View Full Version : Ban on Caffeine?

05-11-2006, 07:21 AM
For most endurance athletes, a couple of 100-mg caffeine pills taken an hour or so before a race will increase power output by a few percent. The International Olympic Committee therefore lists caffeine as a banned substance, but the caffeine in such everyday foods as coffee, tea, chocolate, and Coca-Cola has made enforcement of the ban impractical. The IOC has therefore somewhat ambiguously made caffeine also a restricted substance by setting an upper limit on the amount athletes can have in a urine sample. A 70-kg athlete would probably exceed the limit by drinking more than 5 cups of strong coffee or 5 liters of Coke.
Now there's been a call to enforce the absolute ban (Graham, 2001). The reason? Caffeine use is unethical, because caffeine is not a "traditional nutrient", and because some athletes take caffeine "for the express purpose of gaining an advantage". The sentiment is well-intentioned, but the reasoning is illogical. Traditional foods contain caffeine, so caffeine is a traditional nutrient. Athletes train hard, eat well, and buy expensive equipment to gain an advantage, but we aren't about to ban those practices. Sure, there's a sense in which caffeine is a drug, and there's a sense in which use of any drug is unethical, even when there is no known health risk.
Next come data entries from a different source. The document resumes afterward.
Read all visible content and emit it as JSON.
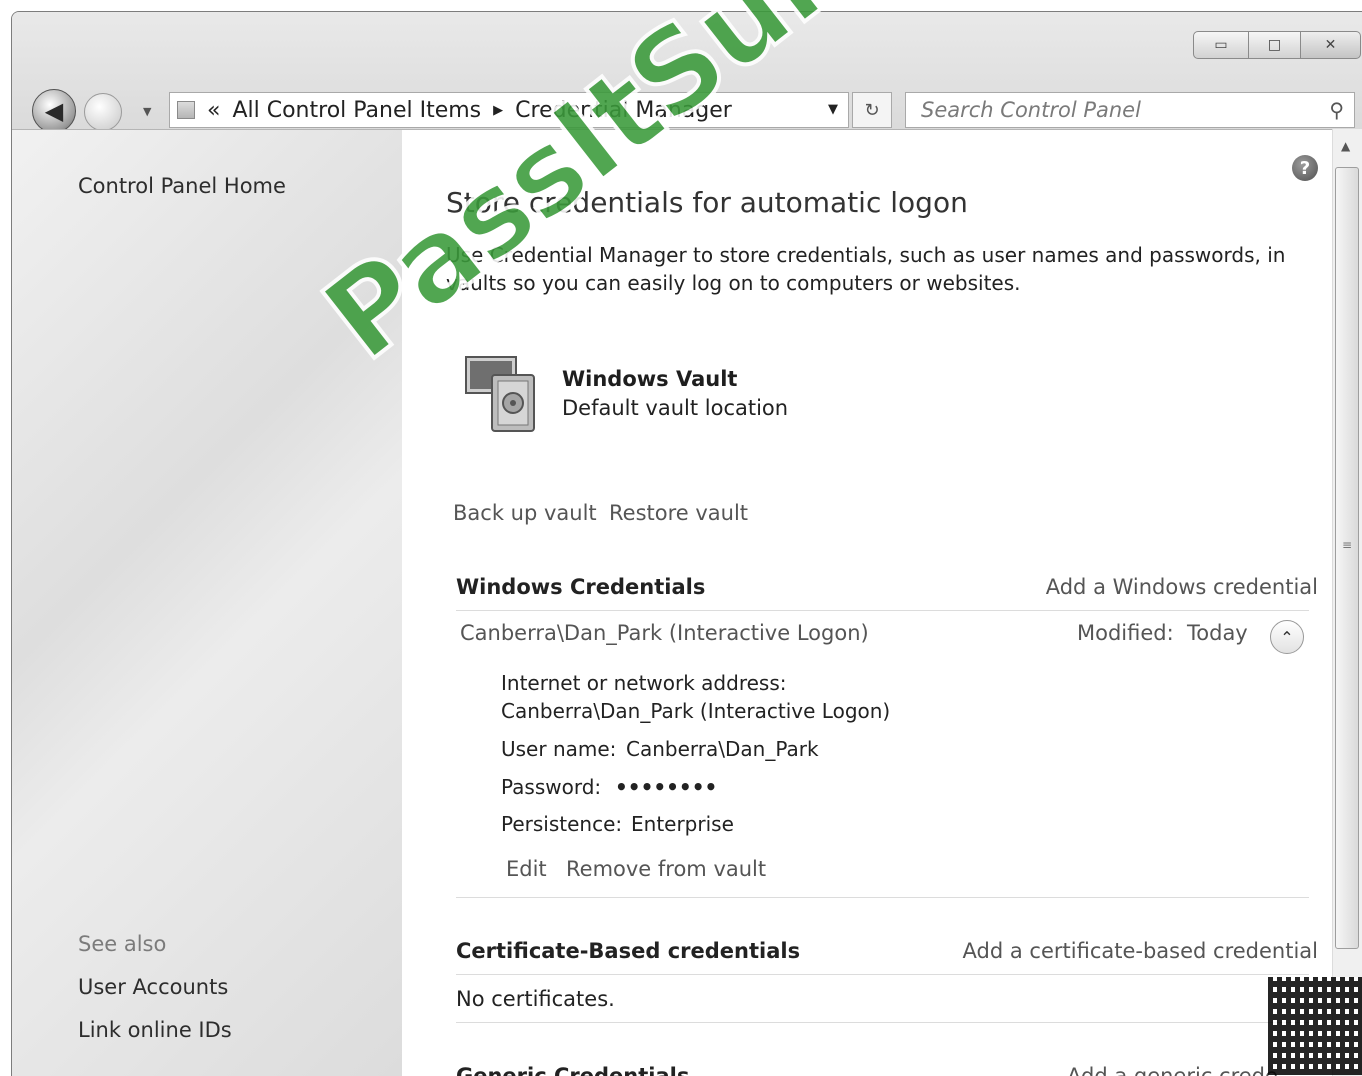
{
  "nav": {
    "back_icon": "back-arrow-icon",
    "address_root": "«",
    "address_crumb1": "All Control Panel Items",
    "address_sep": "▶",
    "address_crumb2": "Credential Manager",
    "search_placeholder": "Search Control Panel"
  },
  "window_controls": {
    "minimize": "▭",
    "maximize": "□",
    "close": "✕"
  },
  "sidebar": {
    "home": "Control Panel Home",
    "see_also": "See also",
    "items": [
      "User Accounts",
      "Link online IDs"
    ]
  },
  "main": {
    "title": "Store credentials for automatic logon",
    "description_line1": "Use Credential Manager to store credentials, such as user names and passwords, in",
    "description_line2": "vaults so you can easily log on to computers or websites.",
    "vault_name": "Windows Vault",
    "vault_location": "Default vault location",
    "backup_link": "Back up vault",
    "restore_link": "Restore vault",
    "windows_credentials": {
      "title": "Windows Credentials",
      "add_link": "Add a Windows credential",
      "entry_name": "Canberra\\Dan_Park (Interactive Logon)",
      "modified_label": "Modified:",
      "modified_value": "Today",
      "address_label": "Internet or network address:",
      "address_value": "Canberra\\Dan_Park (Interactive Logon)",
      "username_label": "User name:",
      "username_value": "Canberra\\Dan_Park",
      "password_label": "Password:",
      "password_value": "••••••••",
      "persistence_label": "Persistence:",
      "persistence_value": "Enterprise",
      "edit_link": "Edit",
      "remove_link": "Remove from vault"
    },
    "certificate_credentials": {
      "title": "Certificate-Based credentials",
      "add_link": "Add a certificate-based credential",
      "empty_text": "No certificates."
    },
    "generic_credentials": {
      "title": "Generic Credentials",
      "add_link": "Add a generic crede"
    }
  },
  "watermark": "PassItSure.com"
}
But when the drug is part of normal food, an absolute ban would be more than a great inconvenience: in my view it is unethical to make athletes change customary dietary behaviors for the sake of sport.
It would be appropriate to ban deliberate use of pure caffeine, but it’s unlikely anyone can develop a urine or blood test that would distinguish between the synthetic caffeine in capsules and the natural caffeine in the normal diet. The caffeine in drinks containing extracts of guarana berries would also be a problem. These drinks probably work better than coffee, which contains something that partly counteracts the ergogenic effect of caffeine. Guarana drinks are nevertheless natural, if not traditional, fare that should not be banned.

08-17-2006, 10:36 AM
That is very interesting. I was not aware that caffiene even had a ban for the Olympic Runners. It makes sense that if you don't have it and they take a high dose you are going to gain an edge. You learn something new everday! :D

06-07-2007, 06:54 AM
caffeine is a stimulant...
so um not surprised its banned.